EXERCISE BRIEF - Every record below must come back exactly as written, with the images dropped.

DATASET RECORDS -
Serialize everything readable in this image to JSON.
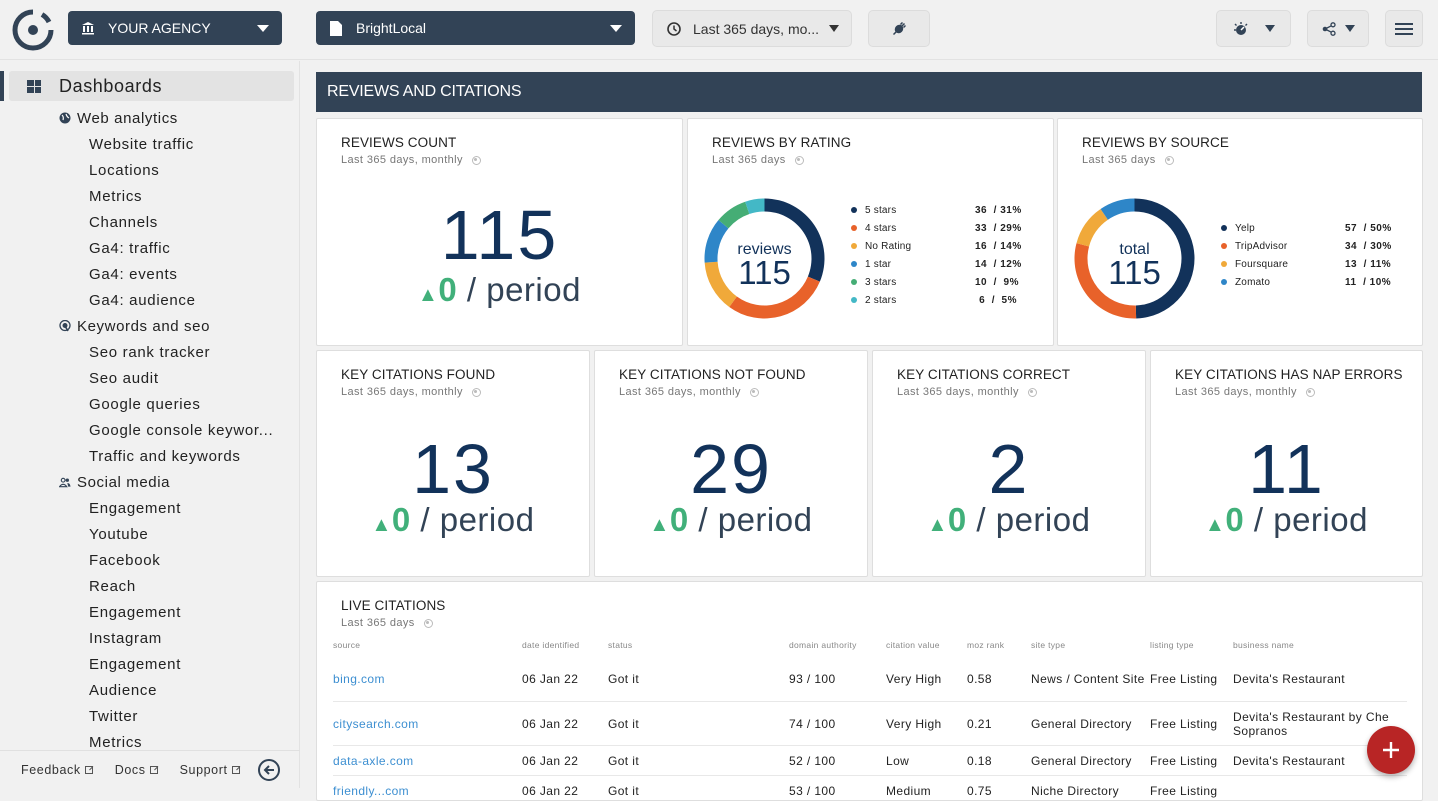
{
  "topbar": {
    "agency_label": "YOUR AGENCY",
    "report_label": "BrightLocal",
    "date_range_label": "Last 365 days, mo...",
    "icons": {
      "agency": "bank-icon",
      "report": "document-icon",
      "date": "clock-icon",
      "integration": "plug-icon",
      "theme": "theme-icon",
      "share": "share-icon",
      "menu": "hamburger-icon"
    }
  },
  "sidebar": {
    "dashboards_label": "Dashboards",
    "groups": [
      {
        "label": "Web analytics",
        "icon": "globe-icon",
        "items": [
          "Website traffic",
          "Locations",
          "Metrics",
          "Channels",
          "Ga4: traffic",
          "Ga4: events",
          "Ga4: audience"
        ]
      },
      {
        "label": "Keywords and seo",
        "icon": "target-icon",
        "items": [
          "Seo rank tracker",
          "Seo audit",
          "Google queries",
          "Google console keywor...",
          "Traffic and keywords"
        ]
      },
      {
        "label": "Social media",
        "icon": "people-icon",
        "items": [
          "Engagement",
          "Youtube",
          "Facebook",
          "Reach",
          "Engagement",
          "Instagram",
          "Engagement",
          "Audience",
          "Twitter",
          "Metrics"
        ]
      }
    ],
    "footer": {
      "feedback": "Feedback",
      "docs": "Docs",
      "support": "Support"
    }
  },
  "section": {
    "title": "REVIEWS AND CITATIONS"
  },
  "cards": {
    "reviews_count": {
      "title": "REVIEWS COUNT",
      "subtitle": "Last 365 days, monthly",
      "value": "115",
      "delta": "0",
      "delta_suffix": "/ period",
      "trend": "up"
    },
    "reviews_by_rating": {
      "title": "REVIEWS BY RATING",
      "subtitle": "Last 365 days",
      "center_label": "reviews",
      "center_value": "115"
    },
    "reviews_by_source": {
      "title": "REVIEWS BY SOURCE",
      "subtitle": "Last 365 days",
      "center_label": "total",
      "center_value": "115"
    },
    "kpis": [
      {
        "title": "KEY CITATIONS FOUND",
        "subtitle": "Last 365 days, monthly",
        "value": "13",
        "delta": "0",
        "delta_suffix": "/ period"
      },
      {
        "title": "KEY CITATIONS NOT FOUND",
        "subtitle": "Last 365 days, monthly",
        "value": "29",
        "delta": "0",
        "delta_suffix": "/ period"
      },
      {
        "title": "KEY CITATIONS CORRECT",
        "subtitle": "Last 365 days, monthly",
        "value": "2",
        "delta": "0",
        "delta_suffix": "/ period"
      },
      {
        "title": "KEY CITATIONS HAS NAP ERRORS",
        "subtitle": "Last 365 days, monthly",
        "value": "11",
        "delta": "0",
        "delta_suffix": "/ period"
      }
    ],
    "live_citations": {
      "title": "LIVE CITATIONS",
      "subtitle": "Last 365 days",
      "columns": [
        "source",
        "date identified",
        "status",
        "domain authority",
        "citation value",
        "moz rank",
        "site type",
        "listing type",
        "business name"
      ],
      "rows": [
        [
          "bing.com",
          "06 Jan 22",
          "Got it",
          "93 / 100",
          "Very High",
          "0.58",
          "News / Content Site",
          "Free Listing",
          "Devita's Restaurant"
        ],
        [
          "citysearch.com",
          "06 Jan 22",
          "Got it",
          "74 / 100",
          "Very High",
          "0.21",
          "General Directory",
          "Free Listing",
          "Devita's Restaurant by Che Sopranos"
        ],
        [
          "data-axle.com",
          "06 Jan 22",
          "Got it",
          "52 / 100",
          "Low",
          "0.18",
          "General Directory",
          "Free Listing",
          "Devita's Restaurant"
        ],
        [
          "friendly...com",
          "06 Jan 22",
          "Got it",
          "53 / 100",
          "Medium",
          "0.75",
          "Niche Directory",
          "Free Listing",
          ""
        ]
      ]
    }
  },
  "colors": {
    "navy": "#12325a",
    "orange": "#e8622a",
    "yellow": "#f0a93a",
    "blue": "#2e86c8",
    "green": "#45ad75",
    "teal": "#43b8c6",
    "header": "#324356",
    "positive": "#41b07a",
    "fab": "#b82525",
    "link": "#3d8fd1"
  },
  "chart_data": [
    {
      "type": "pie",
      "title": "REVIEWS BY RATING",
      "center_text": "reviews 115",
      "categories": [
        "5 stars",
        "4 stars",
        "No Rating",
        "1 star",
        "3 stars",
        "2 stars"
      ],
      "values": [
        36,
        33,
        16,
        14,
        10,
        6
      ],
      "percent": [
        31,
        29,
        14,
        12,
        9,
        5
      ],
      "colors": [
        "#12325a",
        "#e8622a",
        "#f0a93a",
        "#2e86c8",
        "#45ad75",
        "#43b8c6"
      ],
      "legend": "right"
    },
    {
      "type": "pie",
      "title": "REVIEWS BY SOURCE",
      "center_text": "total 115",
      "categories": [
        "Yelp",
        "TripAdvisor",
        "Foursquare",
        "Zomato"
      ],
      "values": [
        57,
        34,
        13,
        11
      ],
      "percent": [
        50,
        30,
        11,
        10
      ],
      "colors": [
        "#12325a",
        "#e8622a",
        "#f0a93a",
        "#2e86c8"
      ],
      "legend": "right"
    }
  ]
}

ANSWER SECTION -
Serialize everything readable in this image to JSON.
{
  "topbar": {
    "agency_label": "YOUR AGENCY",
    "report_label": "BrightLocal",
    "date_range_label": "Last 365 days, mo...",
    "icons": {
      "agency": "bank-icon",
      "report": "document-icon",
      "date": "clock-icon",
      "integration": "plug-icon",
      "theme": "theme-icon",
      "share": "share-icon",
      "menu": "hamburger-icon"
    }
  },
  "sidebar": {
    "dashboards_label": "Dashboards",
    "groups": [
      {
        "label": "Web analytics",
        "icon": "globe-icon",
        "items": [
          "Website traffic",
          "Locations",
          "Metrics",
          "Channels",
          "Ga4: traffic",
          "Ga4: events",
          "Ga4: audience"
        ]
      },
      {
        "label": "Keywords and seo",
        "icon": "target-icon",
        "items": [
          "Seo rank tracker",
          "Seo audit",
          "Google queries",
          "Google console keywor...",
          "Traffic and keywords"
        ]
      },
      {
        "label": "Social media",
        "icon": "people-icon",
        "items": [
          "Engagement",
          "Youtube",
          "Facebook",
          "Reach",
          "Engagement",
          "Instagram",
          "Engagement",
          "Audience",
          "Twitter",
          "Metrics"
        ]
      }
    ],
    "footer": {
      "feedback": "Feedback",
      "docs": "Docs",
      "support": "Support"
    }
  },
  "section": {
    "title": "REVIEWS AND CITATIONS"
  },
  "cards": {
    "reviews_count": {
      "title": "REVIEWS COUNT",
      "subtitle": "Last 365 days, monthly",
      "value": "115",
      "delta": "0",
      "delta_suffix": "/ period",
      "trend": "up"
    },
    "reviews_by_rating": {
      "title": "REVIEWS BY RATING",
      "subtitle": "Last 365 days",
      "center_label": "reviews",
      "center_value": "115"
    },
    "reviews_by_source": {
      "title": "REVIEWS BY SOURCE",
      "subtitle": "Last 365 days",
      "center_label": "total",
      "center_value": "115"
    },
    "kpis": [
      {
        "title": "KEY CITATIONS FOUND",
        "subtitle": "Last 365 days, monthly",
        "value": "13",
        "delta": "0",
        "delta_suffix": "/ period"
      },
      {
        "title": "KEY CITATIONS NOT FOUND",
        "subtitle": "Last 365 days, monthly",
        "value": "29",
        "delta": "0",
        "delta_suffix": "/ period"
      },
      {
        "title": "KEY CITATIONS CORRECT",
        "subtitle": "Last 365 days, monthly",
        "value": "2",
        "delta": "0",
        "delta_suffix": "/ period"
      },
      {
        "title": "KEY CITATIONS HAS NAP ERRORS",
        "subtitle": "Last 365 days, monthly",
        "value": "11",
        "delta": "0",
        "delta_suffix": "/ period"
      }
    ],
    "live_citations": {
      "title": "LIVE CITATIONS",
      "subtitle": "Last 365 days",
      "columns": [
        "source",
        "date identified",
        "status",
        "domain authority",
        "citation value",
        "moz rank",
        "site type",
        "listing type",
        "business name"
      ],
      "rows": [
        [
          "bing.com",
          "06 Jan 22",
          "Got it",
          "93 / 100",
          "Very High",
          "0.58",
          "News / Content Site",
          "Free Listing",
          "Devita's Restaurant"
        ],
        [
          "citysearch.com",
          "06 Jan 22",
          "Got it",
          "74 / 100",
          "Very High",
          "0.21",
          "General Directory",
          "Free Listing",
          "Devita's Restaurant by Che Sopranos"
        ],
        [
          "data-axle.com",
          "06 Jan 22",
          "Got it",
          "52 / 100",
          "Low",
          "0.18",
          "General Directory",
          "Free Listing",
          "Devita's Restaurant"
        ],
        [
          "friendly...com",
          "06 Jan 22",
          "Got it",
          "53 / 100",
          "Medium",
          "0.75",
          "Niche Directory",
          "Free Listing",
          ""
        ]
      ]
    }
  },
  "colors": {
    "navy": "#12325a",
    "orange": "#e8622a",
    "yellow": "#f0a93a",
    "blue": "#2e86c8",
    "green": "#45ad75",
    "teal": "#43b8c6",
    "header": "#324356",
    "positive": "#41b07a",
    "fab": "#b82525",
    "link": "#3d8fd1"
  },
  "chart_data": [
    {
      "type": "pie",
      "title": "REVIEWS BY RATING",
      "center_text": "reviews 115",
      "categories": [
        "5 stars",
        "4 stars",
        "No Rating",
        "1 star",
        "3 stars",
        "2 stars"
      ],
      "values": [
        36,
        33,
        16,
        14,
        10,
        6
      ],
      "percent": [
        31,
        29,
        14,
        12,
        9,
        5
      ],
      "colors": [
        "#12325a",
        "#e8622a",
        "#f0a93a",
        "#2e86c8",
        "#45ad75",
        "#43b8c6"
      ],
      "legend": "right"
    },
    {
      "type": "pie",
      "title": "REVIEWS BY SOURCE",
      "center_text": "total 115",
      "categories": [
        "Yelp",
        "TripAdvisor",
        "Foursquare",
        "Zomato"
      ],
      "values": [
        57,
        34,
        13,
        11
      ],
      "percent": [
        50,
        30,
        11,
        10
      ],
      "colors": [
        "#12325a",
        "#e8622a",
        "#f0a93a",
        "#2e86c8"
      ],
      "legend": "right"
    }
  ]
}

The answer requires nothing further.